In full and unchanged, output the entries that follow.

Information
┄┄┄┄┄┄┄┄┄┄┄┄┄┄┄┄┄┄┄┄

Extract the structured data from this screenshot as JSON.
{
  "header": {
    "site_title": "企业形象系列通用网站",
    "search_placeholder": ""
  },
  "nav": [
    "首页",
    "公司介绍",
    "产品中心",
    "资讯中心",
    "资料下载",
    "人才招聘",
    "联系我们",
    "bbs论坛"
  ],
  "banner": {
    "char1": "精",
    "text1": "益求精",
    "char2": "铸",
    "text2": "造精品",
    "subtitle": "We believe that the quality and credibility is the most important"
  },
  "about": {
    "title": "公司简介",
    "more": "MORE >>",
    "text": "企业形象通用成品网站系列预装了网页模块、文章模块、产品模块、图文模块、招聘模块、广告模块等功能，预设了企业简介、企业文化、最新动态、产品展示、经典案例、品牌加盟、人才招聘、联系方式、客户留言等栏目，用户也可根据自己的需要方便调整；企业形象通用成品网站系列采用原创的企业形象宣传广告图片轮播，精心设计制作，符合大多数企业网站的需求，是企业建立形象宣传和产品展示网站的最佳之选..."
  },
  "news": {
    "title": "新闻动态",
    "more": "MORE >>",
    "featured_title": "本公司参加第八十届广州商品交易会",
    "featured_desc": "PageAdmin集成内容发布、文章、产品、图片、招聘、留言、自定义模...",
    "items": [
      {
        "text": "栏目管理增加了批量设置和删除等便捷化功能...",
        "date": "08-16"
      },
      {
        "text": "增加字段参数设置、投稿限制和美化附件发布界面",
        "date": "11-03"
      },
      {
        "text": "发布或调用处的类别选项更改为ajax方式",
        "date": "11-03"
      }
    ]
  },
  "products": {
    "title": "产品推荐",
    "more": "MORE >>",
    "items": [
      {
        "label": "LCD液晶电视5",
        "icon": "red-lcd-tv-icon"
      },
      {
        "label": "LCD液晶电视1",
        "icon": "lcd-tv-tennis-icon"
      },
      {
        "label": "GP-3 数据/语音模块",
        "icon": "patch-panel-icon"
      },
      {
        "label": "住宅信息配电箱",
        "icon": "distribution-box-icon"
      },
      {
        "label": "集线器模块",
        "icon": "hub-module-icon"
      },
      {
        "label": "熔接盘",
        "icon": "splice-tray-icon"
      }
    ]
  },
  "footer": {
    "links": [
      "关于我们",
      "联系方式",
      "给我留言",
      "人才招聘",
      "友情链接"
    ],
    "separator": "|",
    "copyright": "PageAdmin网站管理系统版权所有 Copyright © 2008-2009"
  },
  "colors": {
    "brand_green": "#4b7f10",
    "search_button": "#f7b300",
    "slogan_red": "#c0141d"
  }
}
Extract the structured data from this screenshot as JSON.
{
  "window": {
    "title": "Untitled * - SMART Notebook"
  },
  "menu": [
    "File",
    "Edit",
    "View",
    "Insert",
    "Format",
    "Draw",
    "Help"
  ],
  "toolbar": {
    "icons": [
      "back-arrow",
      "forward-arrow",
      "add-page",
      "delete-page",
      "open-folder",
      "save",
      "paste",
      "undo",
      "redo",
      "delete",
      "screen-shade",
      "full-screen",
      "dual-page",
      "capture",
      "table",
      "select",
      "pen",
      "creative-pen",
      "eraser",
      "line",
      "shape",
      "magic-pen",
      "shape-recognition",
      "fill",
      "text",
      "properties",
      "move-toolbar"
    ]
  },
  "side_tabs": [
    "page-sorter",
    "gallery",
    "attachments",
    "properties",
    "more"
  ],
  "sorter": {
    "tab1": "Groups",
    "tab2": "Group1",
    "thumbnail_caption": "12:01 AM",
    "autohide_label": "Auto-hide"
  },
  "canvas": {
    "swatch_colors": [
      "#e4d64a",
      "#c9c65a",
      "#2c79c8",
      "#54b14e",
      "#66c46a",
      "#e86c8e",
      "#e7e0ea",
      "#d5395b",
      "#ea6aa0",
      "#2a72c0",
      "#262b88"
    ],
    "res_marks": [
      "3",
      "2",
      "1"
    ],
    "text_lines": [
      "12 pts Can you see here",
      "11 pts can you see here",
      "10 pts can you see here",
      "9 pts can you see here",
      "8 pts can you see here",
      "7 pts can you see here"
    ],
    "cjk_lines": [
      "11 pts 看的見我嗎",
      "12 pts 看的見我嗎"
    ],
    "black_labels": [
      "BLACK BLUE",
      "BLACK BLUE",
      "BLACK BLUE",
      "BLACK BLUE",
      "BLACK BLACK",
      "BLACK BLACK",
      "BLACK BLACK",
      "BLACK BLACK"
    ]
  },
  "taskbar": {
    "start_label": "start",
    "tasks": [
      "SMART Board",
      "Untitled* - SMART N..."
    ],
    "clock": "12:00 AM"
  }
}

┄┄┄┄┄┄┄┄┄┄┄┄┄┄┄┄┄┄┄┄

Answer section
Extract the structured data from this screenshot as JSON.
{
  "header": {
    "site_title": "企业形象系列通用网站",
    "search_placeholder": ""
  },
  "nav": [
    "首页",
    "公司介绍",
    "产品中心",
    "资讯中心",
    "资料下载",
    "人才招聘",
    "联系我们",
    "bbs论坛"
  ],
  "banner": {
    "char1": "精",
    "text1": "益求精",
    "char2": "铸",
    "text2": "造精品",
    "subtitle": "We believe that the quality and credibility is the most important"
  },
  "about": {
    "title": "公司简介",
    "more": "MORE >>",
    "text": "企业形象通用成品网站系列预装了网页模块、文章模块、产品模块、图文模块、招聘模块、广告模块等功能，预设了企业简介、企业文化、最新动态、产品展示、经典案例、品牌加盟、人才招聘、联系方式、客户留言等栏目，用户也可根据自己的需要方便调整；企业形象通用成品网站系列采用原创的企业形象宣传广告图片轮播，精心设计制作，符合大多数企业网站的需求，是企业建立形象宣传和产品展示网站的最佳之选..."
  },
  "news": {
    "title": "新闻动态",
    "more": "MORE >>",
    "featured_title": "本公司参加第八十届广州商品交易会",
    "featured_desc": "PageAdmin集成内容发布、文章、产品、图片、招聘、留言、自定义模...",
    "items": [
      {
        "text": "栏目管理增加了批量设置和删除等便捷化功能...",
        "date": "08-16"
      },
      {
        "text": "增加字段参数设置、投稿限制和美化附件发布界面",
        "date": "11-03"
      },
      {
        "text": "发布或调用处的类别选项更改为ajax方式",
        "date": "11-03"
      }
    ]
  },
  "products": {
    "title": "产品推荐",
    "more": "MORE >>",
    "items": [
      {
        "label": "LCD液晶电视5",
        "icon": "red-lcd-tv-icon"
      },
      {
        "label": "LCD液晶电视1",
        "icon": "lcd-tv-tennis-icon"
      },
      {
        "label": "GP-3 数据/语音模块",
        "icon": "patch-panel-icon"
      },
      {
        "label": "住宅信息配电箱",
        "icon": "distribution-box-icon"
      },
      {
        "label": "集线器模块",
        "icon": "hub-module-icon"
      },
      {
        "label": "熔接盘",
        "icon": "splice-tray-icon"
      }
    ]
  },
  "footer": {
    "links": [
      "关于我们",
      "联系方式",
      "给我留言",
      "人才招聘",
      "友情链接"
    ],
    "separator": "|",
    "copyright": "PageAdmin网站管理系统版权所有 Copyright © 2008-2009"
  },
  "colors": {
    "brand_green": "#4b7f10",
    "search_button": "#f7b300",
    "slogan_red": "#c0141d"
  }
}
Extract the structured data from this screenshot as JSON.
{
  "window": {
    "title": "Untitled * - SMART Notebook"
  },
  "menu": [
    "File",
    "Edit",
    "View",
    "Insert",
    "Format",
    "Draw",
    "Help"
  ],
  "toolbar": {
    "icons": [
      "back-arrow",
      "forward-arrow",
      "add-page",
      "delete-page",
      "open-folder",
      "save",
      "paste",
      "undo",
      "redo",
      "delete",
      "screen-shade",
      "full-screen",
      "dual-page",
      "capture",
      "table",
      "select",
      "pen",
      "creative-pen",
      "eraser",
      "line",
      "shape",
      "magic-pen",
      "shape-recognition",
      "fill",
      "text",
      "properties",
      "move-toolbar"
    ]
  },
  "side_tabs": [
    "page-sorter",
    "gallery",
    "attachments",
    "properties",
    "more"
  ],
  "sorter": {
    "tab1": "Groups",
    "tab2": "Group1",
    "thumbnail_caption": "12:01 AM",
    "autohide_label": "Auto-hide"
  },
  "canvas": {
    "swatch_colors": [
      "#e4d64a",
      "#c9c65a",
      "#2c79c8",
      "#54b14e",
      "#66c46a",
      "#e86c8e",
      "#e7e0ea",
      "#d5395b",
      "#ea6aa0",
      "#2a72c0",
      "#262b88"
    ],
    "res_marks": [
      "3",
      "2",
      "1"
    ],
    "text_lines": [
      "12 pts Can you see here",
      "11 pts can you see here",
      "10 pts can you see here",
      "9 pts can you see here",
      "8 pts can you see here",
      "7 pts can you see here"
    ],
    "cjk_lines": [
      "11 pts 看的見我嗎",
      "12 pts 看的見我嗎"
    ],
    "black_labels": [
      "BLACK BLUE",
      "BLACK BLUE",
      "BLACK BLUE",
      "BLACK BLUE",
      "BLACK BLACK",
      "BLACK BLACK",
      "BLACK BLACK",
      "BLACK BLACK"
    ]
  },
  "taskbar": {
    "start_label": "start",
    "tasks": [
      "SMART Board",
      "Untitled* - SMART N..."
    ],
    "clock": "12:00 AM"
  }
}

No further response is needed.